It’s important to understand the language of cannabis so you know what you’re buying and using. Being a savvy consumer will help keep you safe and on the right side of the law. It’ll also help ensure that you’re getting the most effective products for your needs and preferences.
FAQs Buzzin’ Through the Hive
What is cannabis?
Cannabis is a plant of the cannabis sativa l species. Marijuana and hemp are subspecies.
Do different kinds of cannabis have different cannabinoids?
Yes. Each strain of cannabis has a unique profile of cannabinoids (and terpenes, flavonoids, and other phytochemicals). It’s these differences that give each strain its signature appearance, aroma, flavor, and effect.
What’s the difference between THC and CBD?
While both are major cannabinoids with a host of potential positive impacts for health and wellness, there are significant differences. The biggest — or most noted — distinction is that THC is a psychoactive compound (It can get you high.) and CBD is not. Beyond the biology, there are legal and cultural differences, too.
Watch & Learn Even More
- Gloss, D. (2015). An Overview of Products and Bias in Research. Neurotherapeutics. https://doi.org/10.1007/s13311-015-0370-x
- (2022). Integrated Taxonomic Information System - Report: Cannabis sativa. ITIS. https://www.itis.gov/servlet/SingleRpt/SingleRpt?search_topic=TSN&search_value=19109#null
- Huizen, J. (2021). What to know about hemp plants. Medical News Today. https://www.medicalnewstoday.com/articles/hemp-plant#identifying-factors
- (2019). Hemp vs. Marijuana: Why Can’t Cops Tell Them Apart? Green Entrepreneur. https://www.greenentrepreneur.com/article/332063
- Eckelkamp, S. (2020). Anxious? Achy? Existential? These 15 High-CBD, Low-THC Cannabis Strains May Bring Relief. Greatist. https://greatist.com/health/high-cbd-low-thc

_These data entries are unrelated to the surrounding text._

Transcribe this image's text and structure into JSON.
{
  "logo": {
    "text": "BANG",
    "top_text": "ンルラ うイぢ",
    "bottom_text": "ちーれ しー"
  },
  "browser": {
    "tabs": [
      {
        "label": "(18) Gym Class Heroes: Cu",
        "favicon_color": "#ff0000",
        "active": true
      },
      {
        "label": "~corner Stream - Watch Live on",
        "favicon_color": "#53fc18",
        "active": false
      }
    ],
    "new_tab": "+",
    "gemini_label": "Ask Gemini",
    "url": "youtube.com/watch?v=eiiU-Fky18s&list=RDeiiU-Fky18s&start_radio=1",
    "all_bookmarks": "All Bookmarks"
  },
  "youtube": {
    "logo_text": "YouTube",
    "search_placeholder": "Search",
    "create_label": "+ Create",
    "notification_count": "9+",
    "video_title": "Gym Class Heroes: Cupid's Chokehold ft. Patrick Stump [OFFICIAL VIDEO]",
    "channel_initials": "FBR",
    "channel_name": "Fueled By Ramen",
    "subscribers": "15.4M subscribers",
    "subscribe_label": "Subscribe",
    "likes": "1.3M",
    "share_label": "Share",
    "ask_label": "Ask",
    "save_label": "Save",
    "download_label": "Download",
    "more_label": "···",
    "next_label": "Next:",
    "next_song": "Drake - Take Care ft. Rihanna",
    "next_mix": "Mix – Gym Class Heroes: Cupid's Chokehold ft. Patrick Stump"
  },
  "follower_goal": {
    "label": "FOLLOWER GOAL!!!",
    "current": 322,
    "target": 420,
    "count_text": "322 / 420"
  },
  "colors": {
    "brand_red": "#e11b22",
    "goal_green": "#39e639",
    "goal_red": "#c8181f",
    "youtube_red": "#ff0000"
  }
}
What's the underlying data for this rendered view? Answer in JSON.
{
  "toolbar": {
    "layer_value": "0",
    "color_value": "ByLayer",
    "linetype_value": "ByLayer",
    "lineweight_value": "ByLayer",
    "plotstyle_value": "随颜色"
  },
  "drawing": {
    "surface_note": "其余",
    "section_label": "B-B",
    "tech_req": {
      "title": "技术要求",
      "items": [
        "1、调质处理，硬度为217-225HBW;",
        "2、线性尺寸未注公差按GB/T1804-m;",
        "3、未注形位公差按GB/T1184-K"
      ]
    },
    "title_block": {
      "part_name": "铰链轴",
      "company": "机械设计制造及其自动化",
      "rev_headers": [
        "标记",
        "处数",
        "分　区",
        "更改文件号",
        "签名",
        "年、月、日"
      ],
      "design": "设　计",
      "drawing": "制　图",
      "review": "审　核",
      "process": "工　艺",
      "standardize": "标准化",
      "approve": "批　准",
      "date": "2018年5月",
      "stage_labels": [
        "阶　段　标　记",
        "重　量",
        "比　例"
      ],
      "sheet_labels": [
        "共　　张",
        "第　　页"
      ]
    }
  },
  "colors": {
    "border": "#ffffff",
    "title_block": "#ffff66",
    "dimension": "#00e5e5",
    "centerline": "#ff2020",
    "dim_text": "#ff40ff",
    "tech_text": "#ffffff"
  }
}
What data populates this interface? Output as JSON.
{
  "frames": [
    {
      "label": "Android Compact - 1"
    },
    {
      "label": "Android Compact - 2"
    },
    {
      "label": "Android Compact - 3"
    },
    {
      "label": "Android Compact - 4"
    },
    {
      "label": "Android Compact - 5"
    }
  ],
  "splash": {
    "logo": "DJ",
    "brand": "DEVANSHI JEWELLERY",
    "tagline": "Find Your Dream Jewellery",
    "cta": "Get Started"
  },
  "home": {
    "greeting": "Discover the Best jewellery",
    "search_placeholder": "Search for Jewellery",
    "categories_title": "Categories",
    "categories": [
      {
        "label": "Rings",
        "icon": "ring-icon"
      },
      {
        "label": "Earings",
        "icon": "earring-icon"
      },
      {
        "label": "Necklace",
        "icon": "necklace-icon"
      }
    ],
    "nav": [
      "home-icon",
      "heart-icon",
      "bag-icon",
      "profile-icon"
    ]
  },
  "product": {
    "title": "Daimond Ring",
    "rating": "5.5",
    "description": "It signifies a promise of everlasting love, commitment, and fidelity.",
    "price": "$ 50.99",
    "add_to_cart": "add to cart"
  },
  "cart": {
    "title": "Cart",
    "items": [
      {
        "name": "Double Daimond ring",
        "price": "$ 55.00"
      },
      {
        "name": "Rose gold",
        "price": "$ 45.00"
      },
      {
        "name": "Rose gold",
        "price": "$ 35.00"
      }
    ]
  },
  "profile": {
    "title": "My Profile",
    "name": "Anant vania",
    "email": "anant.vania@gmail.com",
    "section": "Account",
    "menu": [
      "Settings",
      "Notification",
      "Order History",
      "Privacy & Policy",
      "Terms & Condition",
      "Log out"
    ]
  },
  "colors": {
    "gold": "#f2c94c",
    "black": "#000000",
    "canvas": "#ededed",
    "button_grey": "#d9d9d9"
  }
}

- (2022). Why is marijuana sometimes spelled with Marijuana Regulatory Agency. https://www.michigan.gov/mra/faq/licensing-list/additional-new/why-is-marijuana-sometimes-spelled-with-an-h-and-other-times-spelled-with-a-j